• [Instructions to follow]:
Which lines of the data below include the string "title"? Return each of them.

Data to examine START

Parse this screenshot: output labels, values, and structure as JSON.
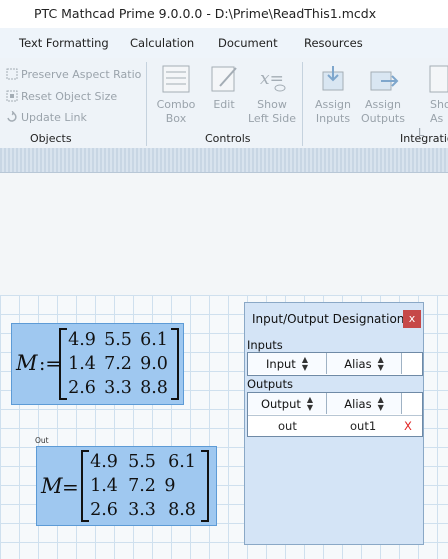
{
  "window": {
    "title": "PTC Mathcad Prime 9.0.0.0 - D:\\Prime\\ReadThis1.mcdx"
  },
  "tabs": [
    {
      "label": "Text Formatting"
    },
    {
      "label": "Calculation"
    },
    {
      "label": "Document"
    },
    {
      "label": "Resources"
    }
  ],
  "ribbon": {
    "objects": {
      "label": "Objects",
      "items": [
        "Preserve Aspect Ratio",
        "Reset Object Size",
        "Update Link"
      ]
    },
    "controls": {
      "label": "Controls",
      "items": [
        {
          "line1": "Combo",
          "line2": "Box"
        },
        {
          "line1": "Edit",
          "line2": ""
        },
        {
          "line1": "Show",
          "line2": "Left Side"
        }
      ]
    },
    "integration": {
      "label": "Integration",
      "items": [
        {
          "line1": "Assign",
          "line2": "Inputs"
        },
        {
          "line1": "Assign",
          "line2": "Outputs"
        },
        {
          "line1": "Sho",
          "line2": "As L"
        }
      ]
    }
  },
  "worksheet": {
    "region1": {
      "lhs": "M",
      "op": ":=",
      "rows": [
        [
          "4.9",
          "5.5",
          "6.1"
        ],
        [
          "1.4",
          "7.2",
          "9.0"
        ],
        [
          "2.6",
          "3.3",
          "8.8"
        ]
      ]
    },
    "region2": {
      "tag": "Out",
      "lhs": "M",
      "op": "=",
      "rows": [
        [
          "4.9",
          "5.5",
          "6.1"
        ],
        [
          "1.4",
          "7.2",
          "9"
        ],
        [
          "2.6",
          "3.3",
          "8.8"
        ]
      ]
    }
  },
  "dialog": {
    "title": "Input/Output Designation",
    "close": "x",
    "inputs_label": "Inputs",
    "inputs_headers": [
      "Input",
      "Alias"
    ],
    "outputs_label": "Outputs",
    "outputs_headers": [
      "Output",
      "Alias"
    ],
    "outputs_rows": [
      {
        "name": "out",
        "alias": "out1",
        "delete": "X"
      }
    ]
  },
  "colors": {
    "region_fill": "#9fc8f0",
    "delete_x": "#e12424",
    "close_button": "#c64848"
  }
}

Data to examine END

• [Result of this exercise]:
    "title": "PTC Mathcad Prime 9.0.0.0 - D:\\Prime\\ReadThis1.mcdx"
    "title": "Input/Output Designation",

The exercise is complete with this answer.